But one of the more telling interventions came this morning from John Baron, who has led a campaign of eurosceptic Tory backbenchers trying to force the prime minister to legislate in this parliament for an EU referendum in the next.
Baron told the Today programme: Read more
Of all the campaigns in this local election, the Lib Dem one has probably been the lowest-key. As Westminster has focused on the steady rise of Ukip, and what that means for both the Tory and Labour vote, the Lib Dems have plugged away beneath the radar.
That suits Nick Clegg. His party is predicted to lose over 100 seats from today’s vote, and the less attention the media pays to Lib Dem failures, the better, from his point of view.

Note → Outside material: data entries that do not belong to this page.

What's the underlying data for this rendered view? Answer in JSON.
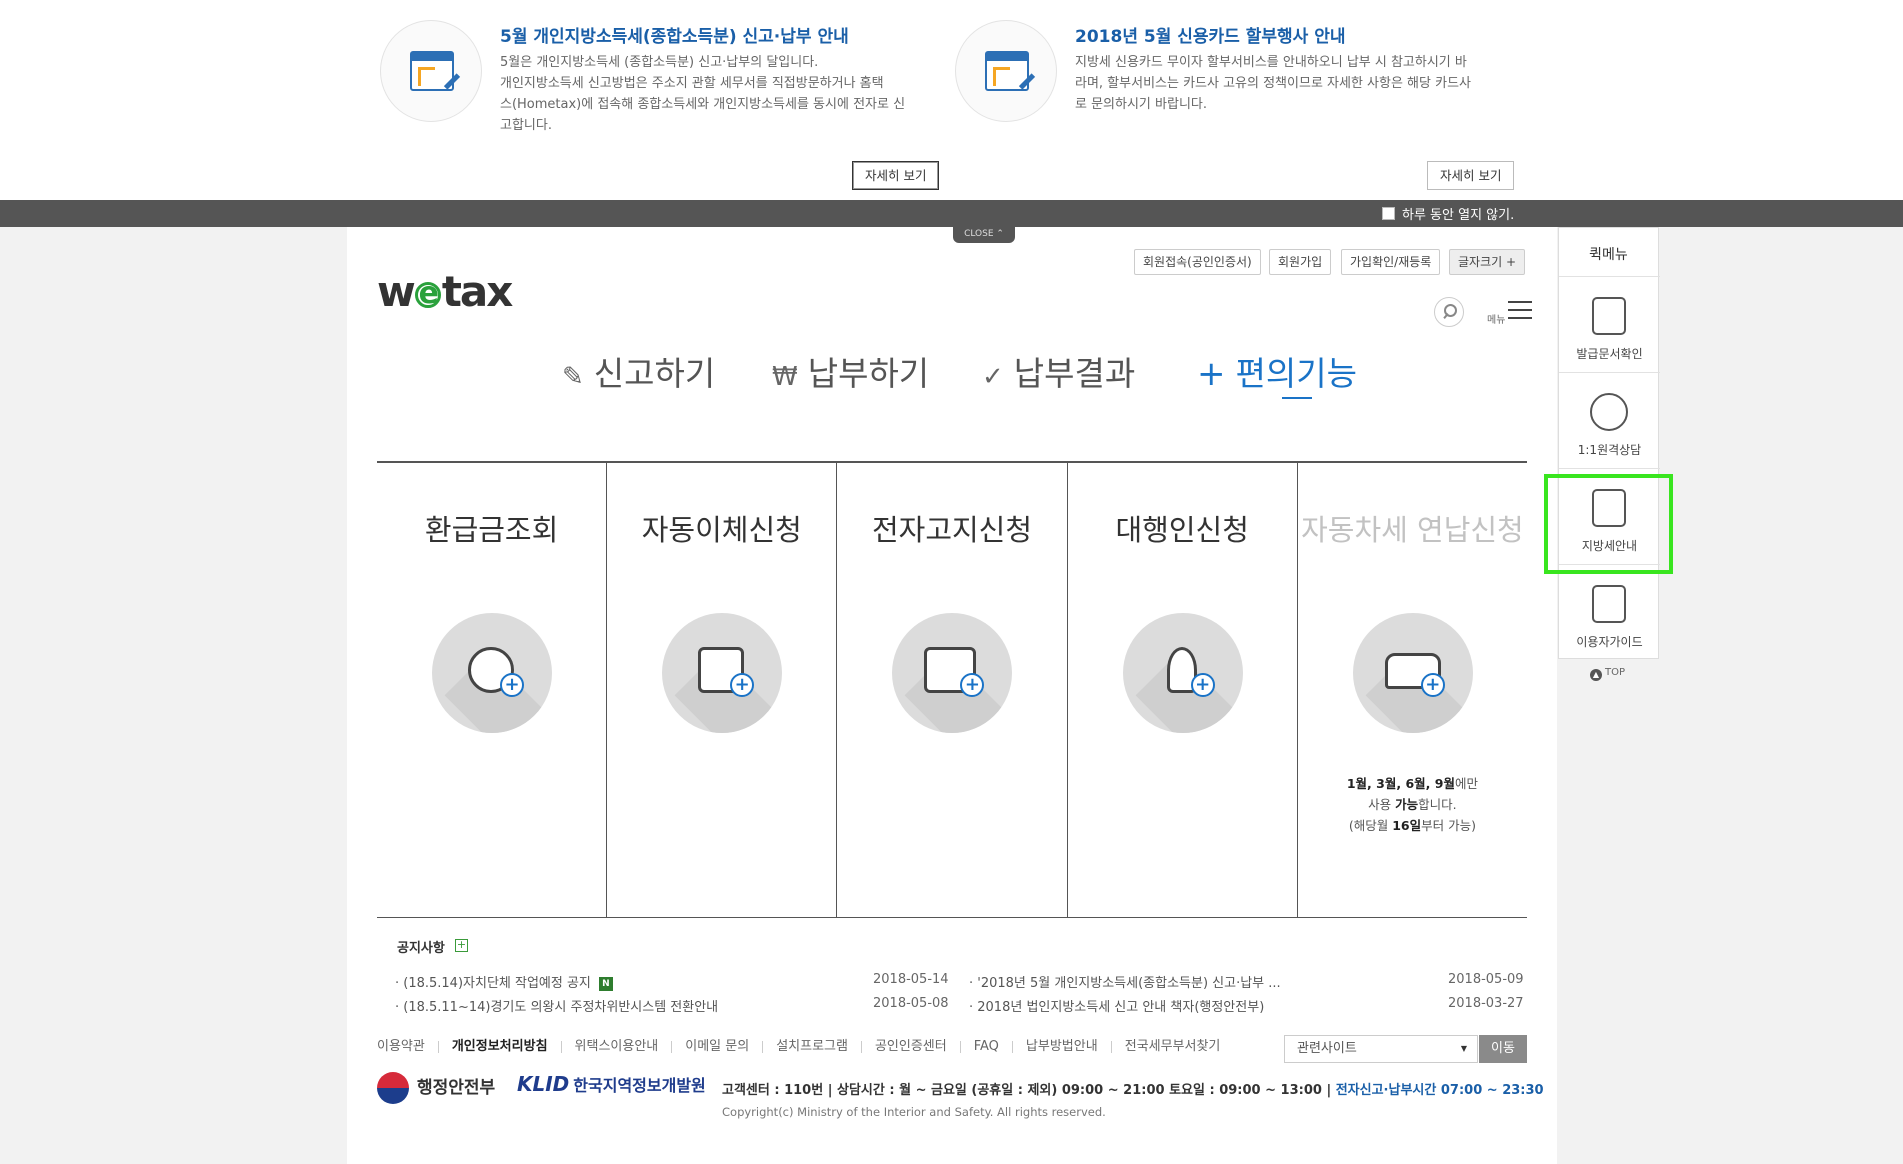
{
  "popup": {
    "notices": [
      {
        "title": "5월 개인지방소득세(종합소득분) 신고·납부 안내",
        "lines": [
          "5월은 개인지방소득세 (종합소득분) 신고·납부의 달입니다.",
          "개인지방소득세 신고방법은 주소지 관할 세무서를 직접방문하거나 홈택",
          "스(Hometax)에 접속해 종합소득세와 개인지방소득세를 동시에 전자로 신",
          "고합니다."
        ],
        "button": "자세히 보기"
      },
      {
        "title": "2018년 5월 신용카드 할부행사 안내",
        "lines": [
          "지방세 신용카드 무이자 할부서비스를 안내하오니 납부 시 참고하시기 바",
          "라며, 할부서비스는 카드사 고유의 정책이므로 자세한 사항은 해당 카드사",
          "로 문의하시기 바랍니다."
        ],
        "button": "자세히 보기"
      }
    ],
    "dont_show_today": "하루 동안 열지 않기.",
    "close": "CLOSE ⌃"
  },
  "header": {
    "logo_left": "w",
    "logo_e": "e",
    "logo_right": "tax",
    "util": [
      "회원접속(공인인증서)",
      "회원가입",
      "가입확인/재등록",
      "글자크기 +"
    ],
    "menu_label": "메뉴"
  },
  "gnb": [
    {
      "icon": "✎",
      "label": "신고하기"
    },
    {
      "icon": "₩",
      "label": "납부하기"
    },
    {
      "icon": "✓",
      "label": "납부결과"
    },
    {
      "icon": "+",
      "label": "편의기능"
    }
  ],
  "cards": [
    {
      "title": "환급금조회",
      "icon": "calculator-refund-icon"
    },
    {
      "title": "자동이체신청",
      "icon": "auto-transfer-icon"
    },
    {
      "title": "전자고지신청",
      "icon": "e-notice-icon"
    },
    {
      "title": "대행인신청",
      "icon": "agent-icon"
    },
    {
      "title": "자동차세 연납신청",
      "icon": "car-tax-icon",
      "note": {
        "l1_bold": "1월, 3월, 6월, 9월",
        "l1_rest": "에만",
        "l2_pre": "사용 ",
        "l2_bold": "가능",
        "l2_post": "합니다.",
        "l3_pre": "(해당월 ",
        "l3_bold": "16일",
        "l3_post": "부터 가능)"
      }
    }
  ],
  "notice": {
    "title": "공지사항",
    "plus": "+",
    "items_left": [
      {
        "text": "· (18.5.14)자치단체 작업예정 공지",
        "badge": "N",
        "date": "2018-05-14"
      },
      {
        "text": "· (18.5.11~14)경기도 의왕시 주정차위반시스템 전환안내",
        "date": "2018-05-08"
      }
    ],
    "items_right": [
      {
        "text": "· '2018년 5월 개인지방소득세(종합소득분) 신고·납부 ...",
        "date": "2018-05-09"
      },
      {
        "text": "· 2018년 법인지방소득세 신고 안내 책자(행정안전부)",
        "date": "2018-03-27"
      }
    ]
  },
  "footer": {
    "links": [
      "이용약관",
      "개인정보처리방침",
      "위택스이용안내",
      "이메일 문의",
      "설치프로그램",
      "공인인증센터",
      "FAQ",
      "납부방법안내",
      "전국세무부서찾기"
    ],
    "related_placeholder": "관련사이트",
    "go": "이동",
    "org1": "행정안전부",
    "org2_mark": "KLID",
    "org2": "한국지역정보개발원",
    "contact": "고객센터 : 110번  |  상담시간 : 월 ~ 금요일 (공휴일 : 제외) 09:00 ~ 21:00 토요일 : 09:00 ~ 13:00  |",
    "contact_blue": "전자신고·납부시간 07:00 ~ 23:30",
    "copyright": "Copyright(c) Ministry of the Interior and Safety. All rights reserved."
  },
  "quick": {
    "title": "퀵메뉴",
    "items": [
      {
        "label": "발급문서확인",
        "icon": "printer-icon"
      },
      {
        "label": "1:1원격상담",
        "icon": "headset-icon"
      },
      {
        "label": "지방세안내",
        "icon": "document-search-icon"
      },
      {
        "label": "이용자가이드",
        "icon": "guide-book-icon"
      }
    ],
    "top": "TOP"
  },
  "colors": {
    "accent_blue": "#1a73c7",
    "highlight_green": "#39e51f",
    "popup_bar": "#555555"
  }
}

That was summed up by Clegg’s final day of campaigning, which was spent on a whistle-stop trip to the Harvey’s brewery in Lewes, where he met a maximum of 15 members of staff during a tour of the brewery, before conducting a few interviews and dashing back to London on government business. Read more
Today sees a fresh spat in the running war between Vince Cable and some of Britain’s biggest pub owners.
Last week, the business secretary launched a new statutory code of conduct which larger pub companies will have to sign up to. Cable said at the time:
In too many cases tenants are being exploited and squeezed, through a combination of unfair practices, lack of transparency and a focus on short-termism at the expense of the long-term sustainability of the sector.
The guru is back. Steve Hilton, fresh from his sojourn in the US, is to return to Number 10 to advise the new political policy unit, headed up by Jo Johnson, we have been told.
Except that’s not quite the case. Hilton, whose wife works for Google on the west coast, will stay in his beloved California. Number 10 advisers tell us he is expected to fly to London “a few times a year” to discuss policy ideas with the new policy board.
When Hilton left to take up a new role at Stanford University last year, some insisted the PM’s most unconventional of thinkers would be back in time for the next election. But those in the know insisted he would never return, saying he had become disillusioned with politics in government, and had lost a long-running battle with the more moderate factions within the Cameron operation. Read more
Over lunch recently, a Labour strategist spelled out the terms of the next election in the starkest terms. “They want to fight it on welfare,” he explained. “We want to fight on the NHS.”
So despite the threat of the statistics authorities confirming that Britain has entered a triple-dip recession tomorrow, Ed Miliband chose to focus this PMQs on the NHS.
The problem was, his material is a little thin. He began by mentioning rising waiting times in A&E wards, as well as the example in Norwich of an inflatable tent being used as a makeshift ward. His first question was: Read more